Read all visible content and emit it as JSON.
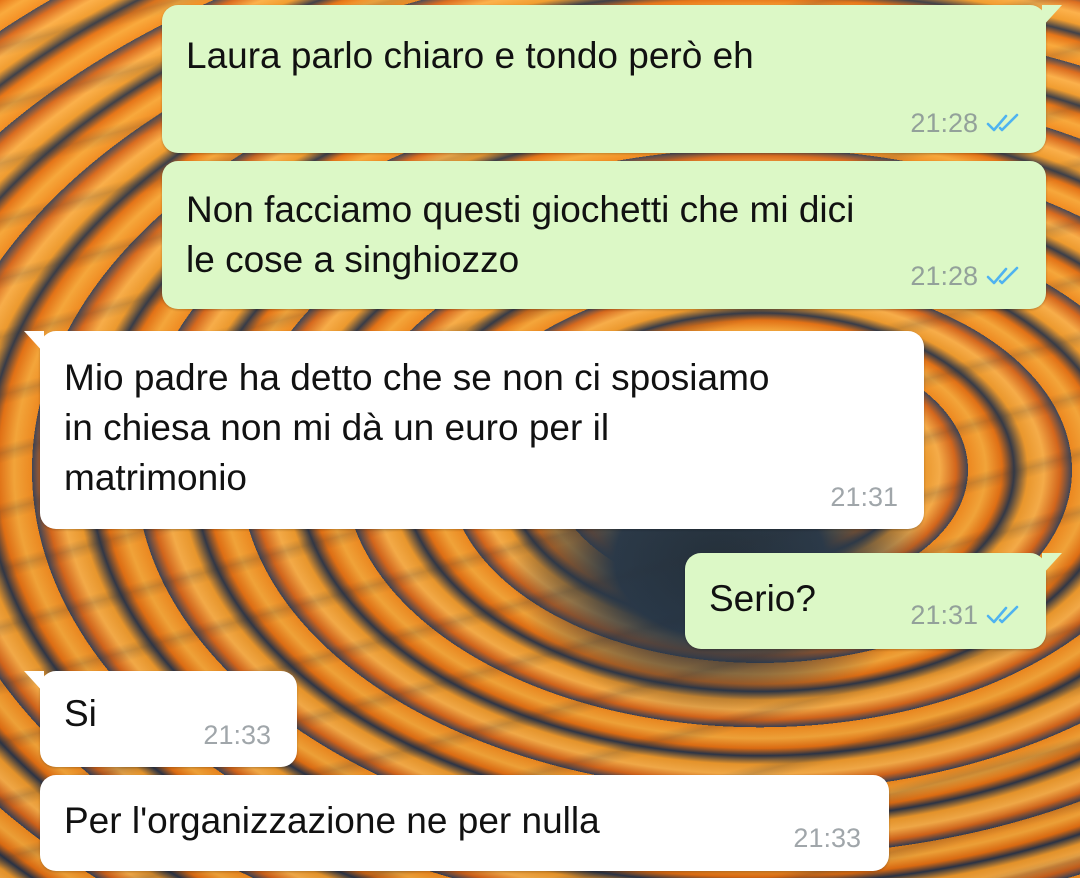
{
  "messages": [
    {
      "direction": "sent",
      "text": "Laura parlo chiaro e tondo però eh",
      "time": "21:28",
      "status": "read"
    },
    {
      "direction": "sent",
      "text": "Non facciamo questi giochetti che mi dici\nle cose a singhiozzo",
      "time": "21:28",
      "status": "read"
    },
    {
      "direction": "received",
      "text": "Mio padre ha detto che se non ci sposiamo\nin chiesa non mi dà un euro per il\nmatrimonio",
      "time": "21:31"
    },
    {
      "direction": "sent",
      "text": "Serio?",
      "time": "21:31",
      "status": "read"
    },
    {
      "direction": "received",
      "text": "Si",
      "time": "21:33"
    },
    {
      "direction": "received",
      "text": "Per l'organizzazione ne per nulla",
      "time": "21:33"
    }
  ],
  "colors": {
    "sent_bubble": "#dcf8c6",
    "received_bubble": "#ffffff",
    "read_check": "#4fb3f0",
    "timestamp": "#93a19a",
    "wallpaper_orange": "#f28a1f",
    "wallpaper_dark": "#24364a"
  },
  "icons": {
    "read_receipt": "double-check-icon"
  }
}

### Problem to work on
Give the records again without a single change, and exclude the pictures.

### Exercise output
Read all visible content and emit it as JSON.
{
  "messages": [
    {
      "direction": "sent",
      "text": "Laura parlo chiaro e tondo però eh",
      "time": "21:28",
      "status": "read"
    },
    {
      "direction": "sent",
      "text": "Non facciamo questi giochetti che mi dici\nle cose a singhiozzo",
      "time": "21:28",
      "status": "read"
    },
    {
      "direction": "received",
      "text": "Mio padre ha detto che se non ci sposiamo\nin chiesa non mi dà un euro per il\nmatrimonio",
      "time": "21:31"
    },
    {
      "direction": "sent",
      "text": "Serio?",
      "time": "21:31",
      "status": "read"
    },
    {
      "direction": "received",
      "text": "Si",
      "time": "21:33"
    },
    {
      "direction": "received",
      "text": "Per l'organizzazione ne per nulla",
      "time": "21:33"
    }
  ],
  "colors": {
    "sent_bubble": "#dcf8c6",
    "received_bubble": "#ffffff",
    "read_check": "#4fb3f0",
    "timestamp": "#93a19a",
    "wallpaper_orange": "#f28a1f",
    "wallpaper_dark": "#24364a"
  },
  "icons": {
    "read_receipt": "double-check-icon"
  }
}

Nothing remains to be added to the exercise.